Below is a block of records; please copy all of them exactly.

=== Begin Enclosure ===

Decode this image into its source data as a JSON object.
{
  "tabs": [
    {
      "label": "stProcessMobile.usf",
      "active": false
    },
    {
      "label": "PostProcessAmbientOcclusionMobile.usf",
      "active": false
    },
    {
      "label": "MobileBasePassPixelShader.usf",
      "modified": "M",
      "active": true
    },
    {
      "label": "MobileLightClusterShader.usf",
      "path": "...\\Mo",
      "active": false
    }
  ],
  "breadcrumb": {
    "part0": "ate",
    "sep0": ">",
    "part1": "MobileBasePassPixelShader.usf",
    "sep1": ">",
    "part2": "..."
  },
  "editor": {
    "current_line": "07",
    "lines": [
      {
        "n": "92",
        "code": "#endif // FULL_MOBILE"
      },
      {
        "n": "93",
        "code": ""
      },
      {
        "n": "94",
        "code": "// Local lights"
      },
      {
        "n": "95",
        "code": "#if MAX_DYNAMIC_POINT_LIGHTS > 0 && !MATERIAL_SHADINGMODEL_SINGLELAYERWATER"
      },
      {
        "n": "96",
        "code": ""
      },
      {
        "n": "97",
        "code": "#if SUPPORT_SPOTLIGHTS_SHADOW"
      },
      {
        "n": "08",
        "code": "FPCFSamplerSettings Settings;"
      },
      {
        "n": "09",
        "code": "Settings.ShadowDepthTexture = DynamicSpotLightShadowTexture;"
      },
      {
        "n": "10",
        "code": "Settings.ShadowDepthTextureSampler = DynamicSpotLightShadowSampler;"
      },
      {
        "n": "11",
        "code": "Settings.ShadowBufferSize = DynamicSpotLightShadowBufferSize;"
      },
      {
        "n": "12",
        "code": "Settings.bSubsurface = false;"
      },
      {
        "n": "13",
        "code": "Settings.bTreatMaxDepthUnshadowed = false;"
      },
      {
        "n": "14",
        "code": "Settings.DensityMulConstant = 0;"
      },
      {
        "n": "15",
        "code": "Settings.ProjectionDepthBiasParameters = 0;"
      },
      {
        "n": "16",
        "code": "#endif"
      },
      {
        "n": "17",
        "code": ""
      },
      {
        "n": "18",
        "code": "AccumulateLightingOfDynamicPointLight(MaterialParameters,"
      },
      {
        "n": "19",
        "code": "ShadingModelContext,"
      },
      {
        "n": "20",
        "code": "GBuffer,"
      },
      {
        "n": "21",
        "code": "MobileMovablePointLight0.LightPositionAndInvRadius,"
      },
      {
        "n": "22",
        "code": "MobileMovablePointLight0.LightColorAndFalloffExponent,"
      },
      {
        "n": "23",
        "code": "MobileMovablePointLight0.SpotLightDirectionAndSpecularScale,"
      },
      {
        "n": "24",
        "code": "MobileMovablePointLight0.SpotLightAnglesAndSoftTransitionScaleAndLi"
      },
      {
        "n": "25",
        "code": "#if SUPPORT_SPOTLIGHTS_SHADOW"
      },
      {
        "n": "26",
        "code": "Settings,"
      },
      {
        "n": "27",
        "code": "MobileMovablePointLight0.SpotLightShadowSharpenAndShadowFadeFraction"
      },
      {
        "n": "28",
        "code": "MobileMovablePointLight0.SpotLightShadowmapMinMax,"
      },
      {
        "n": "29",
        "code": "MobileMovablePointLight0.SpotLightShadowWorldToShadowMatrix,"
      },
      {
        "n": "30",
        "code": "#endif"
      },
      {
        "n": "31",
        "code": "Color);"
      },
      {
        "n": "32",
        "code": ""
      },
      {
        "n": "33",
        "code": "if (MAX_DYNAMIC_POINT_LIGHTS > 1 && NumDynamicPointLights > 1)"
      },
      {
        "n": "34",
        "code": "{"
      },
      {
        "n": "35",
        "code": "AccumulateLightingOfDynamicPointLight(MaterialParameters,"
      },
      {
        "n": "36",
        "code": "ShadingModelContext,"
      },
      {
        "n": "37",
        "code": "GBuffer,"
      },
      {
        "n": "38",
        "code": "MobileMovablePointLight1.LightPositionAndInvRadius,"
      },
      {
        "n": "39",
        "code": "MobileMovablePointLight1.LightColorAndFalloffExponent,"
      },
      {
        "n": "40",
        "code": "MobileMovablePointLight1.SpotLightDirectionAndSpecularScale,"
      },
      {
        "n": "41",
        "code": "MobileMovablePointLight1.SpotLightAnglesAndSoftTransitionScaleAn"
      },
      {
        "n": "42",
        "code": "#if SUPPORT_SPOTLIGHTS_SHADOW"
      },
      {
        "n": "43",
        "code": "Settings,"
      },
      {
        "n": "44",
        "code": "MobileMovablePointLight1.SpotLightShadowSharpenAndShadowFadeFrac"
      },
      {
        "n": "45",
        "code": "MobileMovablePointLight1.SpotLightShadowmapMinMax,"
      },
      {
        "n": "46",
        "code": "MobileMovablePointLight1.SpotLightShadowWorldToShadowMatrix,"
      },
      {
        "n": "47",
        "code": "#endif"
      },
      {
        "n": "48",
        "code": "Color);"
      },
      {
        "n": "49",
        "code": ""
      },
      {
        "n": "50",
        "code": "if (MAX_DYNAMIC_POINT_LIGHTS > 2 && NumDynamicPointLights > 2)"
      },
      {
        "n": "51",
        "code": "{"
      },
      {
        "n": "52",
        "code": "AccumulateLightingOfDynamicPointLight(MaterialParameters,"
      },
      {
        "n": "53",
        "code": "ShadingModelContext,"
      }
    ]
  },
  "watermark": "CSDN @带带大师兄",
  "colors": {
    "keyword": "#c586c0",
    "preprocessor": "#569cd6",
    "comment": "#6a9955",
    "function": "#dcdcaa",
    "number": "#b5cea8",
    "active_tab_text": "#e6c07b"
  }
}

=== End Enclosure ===

** RESPONSE TO THIS EXERCISE **
Decode this image into its source data as a JSON object.
{
  "tabs": [
    {
      "label": "stProcessMobile.usf",
      "active": false
    },
    {
      "label": "PostProcessAmbientOcclusionMobile.usf",
      "active": false
    },
    {
      "label": "MobileBasePassPixelShader.usf",
      "modified": "M",
      "active": true
    },
    {
      "label": "MobileLightClusterShader.usf",
      "path": "...\\Mo",
      "active": false
    }
  ],
  "breadcrumb": {
    "part0": "ate",
    "sep0": ">",
    "part1": "MobileBasePassPixelShader.usf",
    "sep1": ">",
    "part2": "..."
  },
  "editor": {
    "current_line": "07",
    "lines": [
      {
        "n": "92",
        "code": "#endif // FULL_MOBILE"
      },
      {
        "n": "93",
        "code": ""
      },
      {
        "n": "94",
        "code": "// Local lights"
      },
      {
        "n": "95",
        "code": "#if MAX_DYNAMIC_POINT_LIGHTS > 0 && !MATERIAL_SHADINGMODEL_SINGLELAYERWATER"
      },
      {
        "n": "96",
        "code": ""
      },
      {
        "n": "97",
        "code": "#if SUPPORT_SPOTLIGHTS_SHADOW"
      },
      {
        "n": "08",
        "code": "FPCFSamplerSettings Settings;"
      },
      {
        "n": "09",
        "code": "Settings.ShadowDepthTexture = DynamicSpotLightShadowTexture;"
      },
      {
        "n": "10",
        "code": "Settings.ShadowDepthTextureSampler = DynamicSpotLightShadowSampler;"
      },
      {
        "n": "11",
        "code": "Settings.ShadowBufferSize = DynamicSpotLightShadowBufferSize;"
      },
      {
        "n": "12",
        "code": "Settings.bSubsurface = false;"
      },
      {
        "n": "13",
        "code": "Settings.bTreatMaxDepthUnshadowed = false;"
      },
      {
        "n": "14",
        "code": "Settings.DensityMulConstant = 0;"
      },
      {
        "n": "15",
        "code": "Settings.ProjectionDepthBiasParameters = 0;"
      },
      {
        "n": "16",
        "code": "#endif"
      },
      {
        "n": "17",
        "code": ""
      },
      {
        "n": "18",
        "code": "AccumulateLightingOfDynamicPointLight(MaterialParameters,"
      },
      {
        "n": "19",
        "code": "ShadingModelContext,"
      },
      {
        "n": "20",
        "code": "GBuffer,"
      },
      {
        "n": "21",
        "code": "MobileMovablePointLight0.LightPositionAndInvRadius,"
      },
      {
        "n": "22",
        "code": "MobileMovablePointLight0.LightColorAndFalloffExponent,"
      },
      {
        "n": "23",
        "code": "MobileMovablePointLight0.SpotLightDirectionAndSpecularScale,"
      },
      {
        "n": "24",
        "code": "MobileMovablePointLight0.SpotLightAnglesAndSoftTransitionScaleAndLi"
      },
      {
        "n": "25",
        "code": "#if SUPPORT_SPOTLIGHTS_SHADOW"
      },
      {
        "n": "26",
        "code": "Settings,"
      },
      {
        "n": "27",
        "code": "MobileMovablePointLight0.SpotLightShadowSharpenAndShadowFadeFraction"
      },
      {
        "n": "28",
        "code": "MobileMovablePointLight0.SpotLightShadowmapMinMax,"
      },
      {
        "n": "29",
        "code": "MobileMovablePointLight0.SpotLightShadowWorldToShadowMatrix,"
      },
      {
        "n": "30",
        "code": "#endif"
      },
      {
        "n": "31",
        "code": "Color);"
      },
      {
        "n": "32",
        "code": ""
      },
      {
        "n": "33",
        "code": "if (MAX_DYNAMIC_POINT_LIGHTS > 1 && NumDynamicPointLights > 1)"
      },
      {
        "n": "34",
        "code": "{"
      },
      {
        "n": "35",
        "code": "AccumulateLightingOfDynamicPointLight(MaterialParameters,"
      },
      {
        "n": "36",
        "code": "ShadingModelContext,"
      },
      {
        "n": "37",
        "code": "GBuffer,"
      },
      {
        "n": "38",
        "code": "MobileMovablePointLight1.LightPositionAndInvRadius,"
      },
      {
        "n": "39",
        "code": "MobileMovablePointLight1.LightColorAndFalloffExponent,"
      },
      {
        "n": "40",
        "code": "MobileMovablePointLight1.SpotLightDirectionAndSpecularScale,"
      },
      {
        "n": "41",
        "code": "MobileMovablePointLight1.SpotLightAnglesAndSoftTransitionScaleAn"
      },
      {
        "n": "42",
        "code": "#if SUPPORT_SPOTLIGHTS_SHADOW"
      },
      {
        "n": "43",
        "code": "Settings,"
      },
      {
        "n": "44",
        "code": "MobileMovablePointLight1.SpotLightShadowSharpenAndShadowFadeFrac"
      },
      {
        "n": "45",
        "code": "MobileMovablePointLight1.SpotLightShadowmapMinMax,"
      },
      {
        "n": "46",
        "code": "MobileMovablePointLight1.SpotLightShadowWorldToShadowMatrix,"
      },
      {
        "n": "47",
        "code": "#endif"
      },
      {
        "n": "48",
        "code": "Color);"
      },
      {
        "n": "49",
        "code": ""
      },
      {
        "n": "50",
        "code": "if (MAX_DYNAMIC_POINT_LIGHTS > 2 && NumDynamicPointLights > 2)"
      },
      {
        "n": "51",
        "code": "{"
      },
      {
        "n": "52",
        "code": "AccumulateLightingOfDynamicPointLight(MaterialParameters,"
      },
      {
        "n": "53",
        "code": "ShadingModelContext,"
      }
    ]
  },
  "watermark": "CSDN @带带大师兄",
  "colors": {
    "keyword": "#c586c0",
    "preprocessor": "#569cd6",
    "comment": "#6a9955",
    "function": "#dcdcaa",
    "number": "#b5cea8",
    "active_tab_text": "#e6c07b"
  }
}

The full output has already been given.